Richard not only invited me to be part of the Christ House community, but he also encouraged me to finish writing the songs I was working on. Low and behold, we recorded two albums at Christ House — “On the Road to the Kingdom” and “Chanticleer.”  I will always be grateful to Richard for his vision.

There are so many friars and so many memories of this time, not only people with whom I lived but those who came through the doors at Christ House. I remember, too, the young men — many now professed friars — who came as part of the vocation program.

What wonderful liturgies and prayer experiences, what great laughs and tears we shared over those great years. What a gift!

St. Mary’s Parish    
After Christ House closed, my husband and I moved to Pompton Lakes, N.J. where my husband was hired as music director and I served as music minister at St. Mary’s Church. That began yet another chapter of amazing friars and good friends and more brothers to love. I fondly remember those days of always feeling welcomed by friars like Michael Carnevale, OFM, Kevin Downey, OFM, Angelus Gambatese, OFM, Ronald Stark, OFM, John Ullrich, OFM, Dennis Tamburello, OFM, who I have known since he was an affiliate, and the late Francis Gunn, OFM,among many others.

Former friars such as Bob Hudak and the late Michael Conad and Steve Garnet also remain strongly in my memory. And let us remember some of these religious friends who have gone before us: Justin Bailey, OFM, Victorin Gehring, OFM, James Haggerty, OFM, Conall Hart, OFM, Sr. Carol Heller, and Alphonse Humm, OFM.May they rest in peace.

My life with the friars has been like a tapestry — people woven in and out over the years, connecting one place to the other. It includes friars who came and went, and friends who stayed. I’ve got memories that last a lifetime, just like family.

I have truly been blessed to call these dear men and wonderful friars “brother.” As the song I started with continues, “some are dead and some are living, in my life, I love you more.”

Today, I am fortunate to continue many of these friendships “through the years” and continue the gift of making new memories. My husband Joe and I have retired and moved to Weston, Vt., in June 2012. Many of our friar friends come break bread with us once again in our new home near yet another monastery and community, and the story continues.
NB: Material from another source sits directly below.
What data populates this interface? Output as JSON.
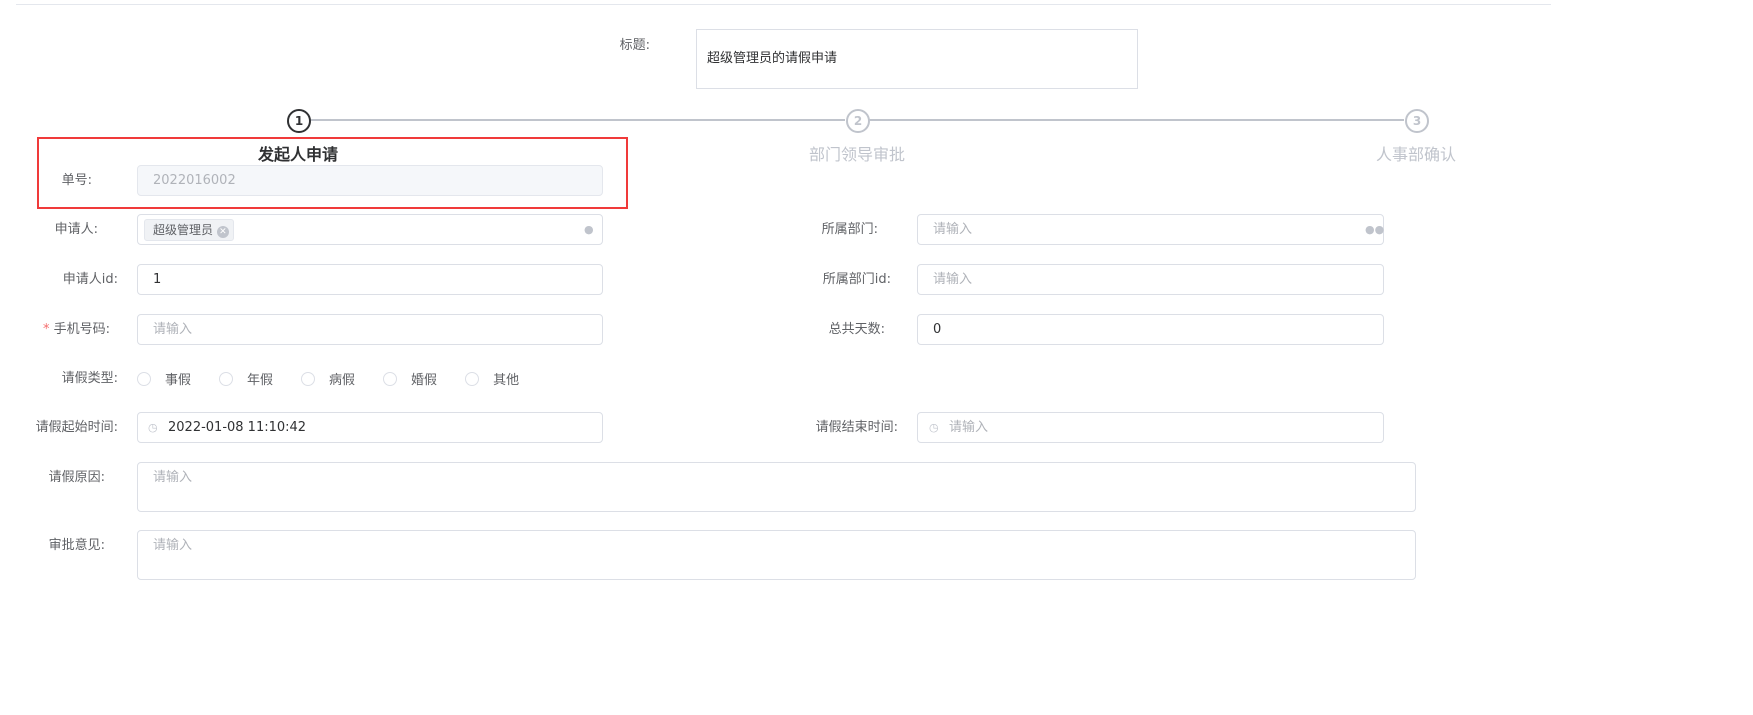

 Patricia Leyko Connelly retired recently from St. Jude the Apostle Parish in Hamburg, N.J., after 27 years in music ministry and working more than 40 years in the Paterson, N.J., Diocese in music and retreat ministry.